Deepak, to be honest with you, your question forced me to go back and see what are the other options available in the menu to assign to the function button. I always assigned only two of my favorite options and never looked back into other options. In the first part let me talk briefly about what is the function button and why should we use it? And in the second part I will explain what feature do I assign to the function button and why?

Nikon D90 Function (Fn) Button

Nikon D90 Function (Fn) Button

Function button allows you to change the particular camera setting without going deep down to the menu options. Once you assign the function button to the specific feature, whenever you press the function button, camera will adjust the setting for that particular shot. This feature comes very handy when you want to quickly alter the camera setting without wasting too much time navigating through the menu tree. Now let’s discuss how to assign one of the camera’s feature to the function button. In this example, I am taking Nikon D90 to refer to the menu items. If you use some other DSLR, your menu navigation might be little different.

Step 1 : Press the MENU button on the back of your camera

Step 2 : Go the Custom Settings Menu (pencil icon) and navigate down to f (controls).

Step 3 : Select f3 (Assign FUNC. button).

You have varieties of options available there such as spot metering, +RAW, matrix metering, center-weighted metering, flash off, framing grid, AF-area mode etc.

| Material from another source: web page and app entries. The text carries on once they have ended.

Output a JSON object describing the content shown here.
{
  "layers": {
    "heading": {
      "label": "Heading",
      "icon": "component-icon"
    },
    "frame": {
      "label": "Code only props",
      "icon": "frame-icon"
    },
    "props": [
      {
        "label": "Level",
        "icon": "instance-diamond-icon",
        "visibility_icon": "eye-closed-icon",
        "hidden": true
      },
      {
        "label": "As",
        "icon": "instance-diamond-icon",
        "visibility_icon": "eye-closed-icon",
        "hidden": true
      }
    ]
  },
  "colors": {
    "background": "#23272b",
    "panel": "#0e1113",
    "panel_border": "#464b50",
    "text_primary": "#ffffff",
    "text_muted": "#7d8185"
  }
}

Personally, my favorites are spot metering and +RAW mode. Why? Because I set the metering mode to the matrix metering by default and sometimes if I want to give the credit to the center of the subject for the metering purpose, I want to use the spot metering. When I am ready to shoot, I would then press the Fn button and the camera will use the spot metering for that particular shot and go back to the regular setting as soon as the picture is taken. And the same is true for choosing the +RAW mode as well. When I was beginning to learn the basics of photography, I always shot in JPEG Fine mode but once in a while I also took the RAW images to edit the picture later on the computer and learn more about the post-processing tools and techniques. So, whenever I wanted to take the RAW image, I pressed the function button and shoot with JPEG Fine+RAW mode for the particular shot so that the camera takes JPEG and RAW versions of the image and stores them into the memory.

You can play around with the options your camera has and decide which one you want to stick with for regular use. Thank you again for your question from which I also got chance to learn about other options my camera has. Happy shooting!